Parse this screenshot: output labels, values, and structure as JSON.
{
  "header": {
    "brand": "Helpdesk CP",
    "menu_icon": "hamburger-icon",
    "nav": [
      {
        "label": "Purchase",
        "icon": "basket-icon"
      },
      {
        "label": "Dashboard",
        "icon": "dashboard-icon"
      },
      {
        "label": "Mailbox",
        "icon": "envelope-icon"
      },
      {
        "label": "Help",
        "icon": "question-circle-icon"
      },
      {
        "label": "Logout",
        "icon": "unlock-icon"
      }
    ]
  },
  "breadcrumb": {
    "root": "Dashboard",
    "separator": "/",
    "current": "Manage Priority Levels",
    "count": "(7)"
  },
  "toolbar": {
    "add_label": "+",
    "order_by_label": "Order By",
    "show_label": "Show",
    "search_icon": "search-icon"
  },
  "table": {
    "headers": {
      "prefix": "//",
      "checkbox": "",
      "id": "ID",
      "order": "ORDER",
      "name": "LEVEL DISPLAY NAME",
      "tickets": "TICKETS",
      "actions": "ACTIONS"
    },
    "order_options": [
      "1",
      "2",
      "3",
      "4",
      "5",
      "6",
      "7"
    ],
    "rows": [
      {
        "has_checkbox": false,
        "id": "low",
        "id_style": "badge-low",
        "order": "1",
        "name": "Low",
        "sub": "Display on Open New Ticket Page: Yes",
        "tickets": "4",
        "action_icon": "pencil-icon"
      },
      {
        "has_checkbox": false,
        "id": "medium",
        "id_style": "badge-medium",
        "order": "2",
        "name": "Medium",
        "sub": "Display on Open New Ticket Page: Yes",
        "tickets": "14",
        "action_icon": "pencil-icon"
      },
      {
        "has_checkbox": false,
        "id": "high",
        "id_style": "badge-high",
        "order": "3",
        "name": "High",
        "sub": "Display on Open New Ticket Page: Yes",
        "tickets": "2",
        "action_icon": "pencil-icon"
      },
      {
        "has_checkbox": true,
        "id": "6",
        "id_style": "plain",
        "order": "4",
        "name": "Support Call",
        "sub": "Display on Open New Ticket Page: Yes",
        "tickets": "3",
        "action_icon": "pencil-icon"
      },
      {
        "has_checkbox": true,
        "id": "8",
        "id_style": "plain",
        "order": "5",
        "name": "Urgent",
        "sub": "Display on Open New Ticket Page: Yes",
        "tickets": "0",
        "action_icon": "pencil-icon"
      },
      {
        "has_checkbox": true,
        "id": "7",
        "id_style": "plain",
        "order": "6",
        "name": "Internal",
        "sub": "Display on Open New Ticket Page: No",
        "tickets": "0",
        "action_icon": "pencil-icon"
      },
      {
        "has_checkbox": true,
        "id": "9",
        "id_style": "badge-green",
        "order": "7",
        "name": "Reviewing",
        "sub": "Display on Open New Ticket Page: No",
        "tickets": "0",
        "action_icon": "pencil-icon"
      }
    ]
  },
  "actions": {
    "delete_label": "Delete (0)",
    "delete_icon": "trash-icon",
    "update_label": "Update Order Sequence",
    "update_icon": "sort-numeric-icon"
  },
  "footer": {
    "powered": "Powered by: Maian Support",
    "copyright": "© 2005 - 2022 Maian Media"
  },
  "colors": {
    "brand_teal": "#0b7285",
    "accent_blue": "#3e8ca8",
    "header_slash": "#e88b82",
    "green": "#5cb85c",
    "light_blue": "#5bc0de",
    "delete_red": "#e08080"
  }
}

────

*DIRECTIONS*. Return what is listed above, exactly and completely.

*REPLY TO THE EXERCISE*.
Parse this screenshot: output labels, values, and structure as JSON.
{
  "header": {
    "brand": "Helpdesk CP",
    "menu_icon": "hamburger-icon",
    "nav": [
      {
        "label": "Purchase",
        "icon": "basket-icon"
      },
      {
        "label": "Dashboard",
        "icon": "dashboard-icon"
      },
      {
        "label": "Mailbox",
        "icon": "envelope-icon"
      },
      {
        "label": "Help",
        "icon": "question-circle-icon"
      },
      {
        "label": "Logout",
        "icon": "unlock-icon"
      }
    ]
  },
  "breadcrumb": {
    "root": "Dashboard",
    "separator": "/",
    "current": "Manage Priority Levels",
    "count": "(7)"
  },
  "toolbar": {
    "add_label": "+",
    "order_by_label": "Order By",
    "show_label": "Show",
    "search_icon": "search-icon"
  },
  "table": {
    "headers": {
      "prefix": "//",
      "checkbox": "",
      "id": "ID",
      "order": "ORDER",
      "name": "LEVEL DISPLAY NAME",
      "tickets": "TICKETS",
      "actions": "ACTIONS"
    },
    "order_options": [
      "1",
      "2",
      "3",
      "4",
      "5",
      "6",
      "7"
    ],
    "rows": [
      {
        "has_checkbox": false,
        "id": "low",
        "id_style": "badge-low",
        "order": "1",
        "name": "Low",
        "sub": "Display on Open New Ticket Page: Yes",
        "tickets": "4",
        "action_icon": "pencil-icon"
      },
      {
        "has_checkbox": false,
        "id": "medium",
        "id_style": "badge-medium",
        "order": "2",
        "name": "Medium",
        "sub": "Display on Open New Ticket Page: Yes",
        "tickets": "14",
        "action_icon": "pencil-icon"
      },
      {
        "has_checkbox": false,
        "id": "high",
        "id_style": "badge-high",
        "order": "3",
        "name": "High",
        "sub": "Display on Open New Ticket Page: Yes",
        "tickets": "2",
        "action_icon": "pencil-icon"
      },
      {
        "has_checkbox": true,
        "id": "6",
        "id_style": "plain",
        "order": "4",
        "name": "Support Call",
        "sub": "Display on Open New Ticket Page: Yes",
        "tickets": "3",
        "action_icon": "pencil-icon"
      },
      {
        "has_checkbox": true,
        "id": "8",
        "id_style": "plain",
        "order": "5",
        "name": "Urgent",
        "sub": "Display on Open New Ticket Page: Yes",
        "tickets": "0",
        "action_icon": "pencil-icon"
      },
      {
        "has_checkbox": true,
        "id": "7",
        "id_style": "plain",
        "order": "6",
        "name": "Internal",
        "sub": "Display on Open New Ticket Page: No",
        "tickets": "0",
        "action_icon": "pencil-icon"
      },
      {
        "has_checkbox": true,
        "id": "9",
        "id_style": "badge-green",
        "order": "7",
        "name": "Reviewing",
        "sub": "Display on Open New Ticket Page: No",
        "tickets": "0",
        "action_icon": "pencil-icon"
      }
    ]
  },
  "actions": {
    "delete_label": "Delete (0)",
    "delete_icon": "trash-icon",
    "update_label": "Update Order Sequence",
    "update_icon": "sort-numeric-icon"
  },
  "footer": {
    "powered": "Powered by: Maian Support",
    "copyright": "© 2005 - 2022 Maian Media"
  },
  "colors": {
    "brand_teal": "#0b7285",
    "accent_blue": "#3e8ca8",
    "header_slash": "#e88b82",
    "green": "#5cb85c",
    "light_blue": "#5bc0de",
    "delete_red": "#e08080"
  }
}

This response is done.